I would much prefer to live in the German system, in which health care costs are socialized, including the costs of diseases caused by products like Roundup. But that’s not what we have here–we have a much more individualistic system of assigning responsibility for harms and costs. That’s what juries do. It’s odd that the German geniuses who bought Monsanto wouldn’t have known that.
‘ Because they were not US trained they had little appreciation for how cowboy American law works.’ About five minutes Googling would alert any open minded intelligent person who could read English to the risks involved in taking over Monsanto. Just type in ‘ Monsanto sucks ‘ for starters . Oh sorry, I forgot, these executives all had PhDs and, no doubt consultants a plenty and lawyers by the bucket load and not one of them piped up and suggested they could smell the rotting carcus of a rat as soon as you crossed Monsanto’s threshold. If only those executives had spent a term in the university of hard knocks before they went down their PhD rabbit holes.
@Felix_47: hear here!
It’s disheartening to see US courts/juries deciding what is scientifically true.
As opposed to the government? Juries decide all kinds of things every day, from who had the green light to guilt and innocence in capital murder cases. They generally reach the right outcomes in most cases over time. Worst system ever invented except for all the others, etc.

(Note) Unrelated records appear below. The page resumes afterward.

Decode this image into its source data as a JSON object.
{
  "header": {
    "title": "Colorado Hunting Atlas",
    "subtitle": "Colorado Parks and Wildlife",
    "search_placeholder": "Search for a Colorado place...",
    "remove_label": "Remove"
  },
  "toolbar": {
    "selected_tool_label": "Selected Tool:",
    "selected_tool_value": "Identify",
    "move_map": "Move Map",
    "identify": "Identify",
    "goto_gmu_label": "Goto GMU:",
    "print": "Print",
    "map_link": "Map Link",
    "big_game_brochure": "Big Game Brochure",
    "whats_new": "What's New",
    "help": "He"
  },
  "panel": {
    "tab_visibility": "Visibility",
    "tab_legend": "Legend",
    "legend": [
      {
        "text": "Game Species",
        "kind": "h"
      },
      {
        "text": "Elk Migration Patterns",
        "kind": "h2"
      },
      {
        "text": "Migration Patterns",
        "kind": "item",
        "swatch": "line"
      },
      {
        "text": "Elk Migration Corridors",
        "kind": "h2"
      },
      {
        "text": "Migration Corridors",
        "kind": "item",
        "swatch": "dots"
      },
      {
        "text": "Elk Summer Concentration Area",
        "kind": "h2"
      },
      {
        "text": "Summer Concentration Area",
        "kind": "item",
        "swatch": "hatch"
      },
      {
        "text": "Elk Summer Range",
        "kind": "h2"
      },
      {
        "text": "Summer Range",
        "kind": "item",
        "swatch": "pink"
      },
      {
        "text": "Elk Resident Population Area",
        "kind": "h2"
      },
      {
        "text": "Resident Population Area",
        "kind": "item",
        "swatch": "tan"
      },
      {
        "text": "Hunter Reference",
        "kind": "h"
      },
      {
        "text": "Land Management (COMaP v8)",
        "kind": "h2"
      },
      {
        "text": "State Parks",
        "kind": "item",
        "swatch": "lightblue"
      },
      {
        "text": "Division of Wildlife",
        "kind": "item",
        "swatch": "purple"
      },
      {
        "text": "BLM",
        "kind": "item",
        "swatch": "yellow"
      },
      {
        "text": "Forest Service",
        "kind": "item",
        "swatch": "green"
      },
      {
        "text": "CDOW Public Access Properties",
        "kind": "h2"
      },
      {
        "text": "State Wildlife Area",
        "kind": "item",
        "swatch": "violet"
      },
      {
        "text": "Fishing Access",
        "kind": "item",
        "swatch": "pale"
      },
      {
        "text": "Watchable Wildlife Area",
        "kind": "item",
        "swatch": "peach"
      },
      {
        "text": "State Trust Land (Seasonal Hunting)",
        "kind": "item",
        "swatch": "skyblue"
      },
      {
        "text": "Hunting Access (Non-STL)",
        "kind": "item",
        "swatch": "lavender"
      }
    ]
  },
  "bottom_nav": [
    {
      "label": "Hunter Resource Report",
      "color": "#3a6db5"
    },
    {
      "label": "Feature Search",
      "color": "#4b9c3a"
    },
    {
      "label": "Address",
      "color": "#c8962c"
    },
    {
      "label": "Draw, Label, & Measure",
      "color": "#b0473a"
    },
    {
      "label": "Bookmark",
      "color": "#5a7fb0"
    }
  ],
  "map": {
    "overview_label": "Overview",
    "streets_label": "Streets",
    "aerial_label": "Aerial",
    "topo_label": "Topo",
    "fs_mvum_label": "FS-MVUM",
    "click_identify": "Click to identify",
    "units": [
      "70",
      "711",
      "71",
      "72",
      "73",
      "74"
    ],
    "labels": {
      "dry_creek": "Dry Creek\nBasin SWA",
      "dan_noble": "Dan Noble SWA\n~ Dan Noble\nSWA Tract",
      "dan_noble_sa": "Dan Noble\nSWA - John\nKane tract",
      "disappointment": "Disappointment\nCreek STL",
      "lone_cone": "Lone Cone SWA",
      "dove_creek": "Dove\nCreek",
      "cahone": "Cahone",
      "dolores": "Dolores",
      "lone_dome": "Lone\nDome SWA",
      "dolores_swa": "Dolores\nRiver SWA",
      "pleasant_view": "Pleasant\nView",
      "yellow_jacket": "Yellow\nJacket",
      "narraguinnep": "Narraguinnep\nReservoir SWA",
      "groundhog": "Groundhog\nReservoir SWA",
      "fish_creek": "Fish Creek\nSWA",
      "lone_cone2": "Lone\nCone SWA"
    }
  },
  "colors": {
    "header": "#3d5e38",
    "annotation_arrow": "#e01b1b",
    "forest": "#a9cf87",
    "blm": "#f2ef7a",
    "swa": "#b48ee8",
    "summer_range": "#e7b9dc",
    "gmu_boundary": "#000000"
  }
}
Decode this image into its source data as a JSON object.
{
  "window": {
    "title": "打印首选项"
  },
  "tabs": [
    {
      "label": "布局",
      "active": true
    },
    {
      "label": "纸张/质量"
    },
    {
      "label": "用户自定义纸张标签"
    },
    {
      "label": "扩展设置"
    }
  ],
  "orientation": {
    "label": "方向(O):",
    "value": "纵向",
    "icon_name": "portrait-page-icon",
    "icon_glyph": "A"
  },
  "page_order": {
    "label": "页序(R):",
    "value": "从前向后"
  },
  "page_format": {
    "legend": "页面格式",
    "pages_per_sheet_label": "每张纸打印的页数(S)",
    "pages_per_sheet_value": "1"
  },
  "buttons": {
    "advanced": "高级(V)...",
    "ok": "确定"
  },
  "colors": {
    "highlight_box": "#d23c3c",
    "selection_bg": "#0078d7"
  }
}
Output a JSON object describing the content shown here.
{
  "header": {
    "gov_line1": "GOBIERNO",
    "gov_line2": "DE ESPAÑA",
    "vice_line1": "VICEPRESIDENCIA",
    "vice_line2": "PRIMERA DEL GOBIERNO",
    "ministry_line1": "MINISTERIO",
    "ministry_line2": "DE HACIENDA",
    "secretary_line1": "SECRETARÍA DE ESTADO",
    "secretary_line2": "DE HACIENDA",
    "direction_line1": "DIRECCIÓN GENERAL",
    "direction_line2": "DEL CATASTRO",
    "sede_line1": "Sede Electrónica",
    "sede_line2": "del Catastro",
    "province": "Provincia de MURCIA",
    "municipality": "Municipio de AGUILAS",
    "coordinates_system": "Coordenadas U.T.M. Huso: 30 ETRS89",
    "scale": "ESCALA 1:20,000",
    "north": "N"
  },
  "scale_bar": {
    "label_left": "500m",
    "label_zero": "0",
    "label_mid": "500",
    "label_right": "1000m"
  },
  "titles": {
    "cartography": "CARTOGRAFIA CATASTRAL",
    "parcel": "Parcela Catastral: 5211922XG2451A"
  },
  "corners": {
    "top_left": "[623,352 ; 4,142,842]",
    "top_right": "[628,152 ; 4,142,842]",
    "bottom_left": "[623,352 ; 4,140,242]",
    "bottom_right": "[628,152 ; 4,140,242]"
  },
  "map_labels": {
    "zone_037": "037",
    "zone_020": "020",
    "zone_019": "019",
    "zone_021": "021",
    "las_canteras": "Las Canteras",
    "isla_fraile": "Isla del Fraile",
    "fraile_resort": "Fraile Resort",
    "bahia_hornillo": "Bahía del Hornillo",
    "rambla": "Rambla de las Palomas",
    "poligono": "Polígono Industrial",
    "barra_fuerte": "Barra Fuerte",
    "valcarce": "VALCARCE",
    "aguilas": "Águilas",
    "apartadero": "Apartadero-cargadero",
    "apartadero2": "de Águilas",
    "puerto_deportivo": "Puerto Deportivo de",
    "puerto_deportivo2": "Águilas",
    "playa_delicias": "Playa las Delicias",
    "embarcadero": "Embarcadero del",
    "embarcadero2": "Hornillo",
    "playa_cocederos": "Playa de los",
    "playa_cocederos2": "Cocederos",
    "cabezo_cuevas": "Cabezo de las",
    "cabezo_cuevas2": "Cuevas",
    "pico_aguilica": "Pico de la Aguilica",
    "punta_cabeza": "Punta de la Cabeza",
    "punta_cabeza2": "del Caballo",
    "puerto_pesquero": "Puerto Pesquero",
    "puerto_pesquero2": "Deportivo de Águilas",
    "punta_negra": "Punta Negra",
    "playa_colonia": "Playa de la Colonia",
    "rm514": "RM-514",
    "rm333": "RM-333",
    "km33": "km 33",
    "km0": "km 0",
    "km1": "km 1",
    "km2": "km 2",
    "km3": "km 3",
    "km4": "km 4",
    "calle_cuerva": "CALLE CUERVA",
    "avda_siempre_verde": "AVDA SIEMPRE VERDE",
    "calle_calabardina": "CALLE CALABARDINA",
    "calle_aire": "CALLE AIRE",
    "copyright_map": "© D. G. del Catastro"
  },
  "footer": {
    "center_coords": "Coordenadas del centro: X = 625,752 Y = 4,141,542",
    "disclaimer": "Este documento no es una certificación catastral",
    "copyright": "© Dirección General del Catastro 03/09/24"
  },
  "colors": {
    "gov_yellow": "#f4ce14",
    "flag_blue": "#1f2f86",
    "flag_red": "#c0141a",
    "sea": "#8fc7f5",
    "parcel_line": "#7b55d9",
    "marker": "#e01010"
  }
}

What was the name of that German physician who created a makeshift ventilator out of a garden hose and a lamp timer?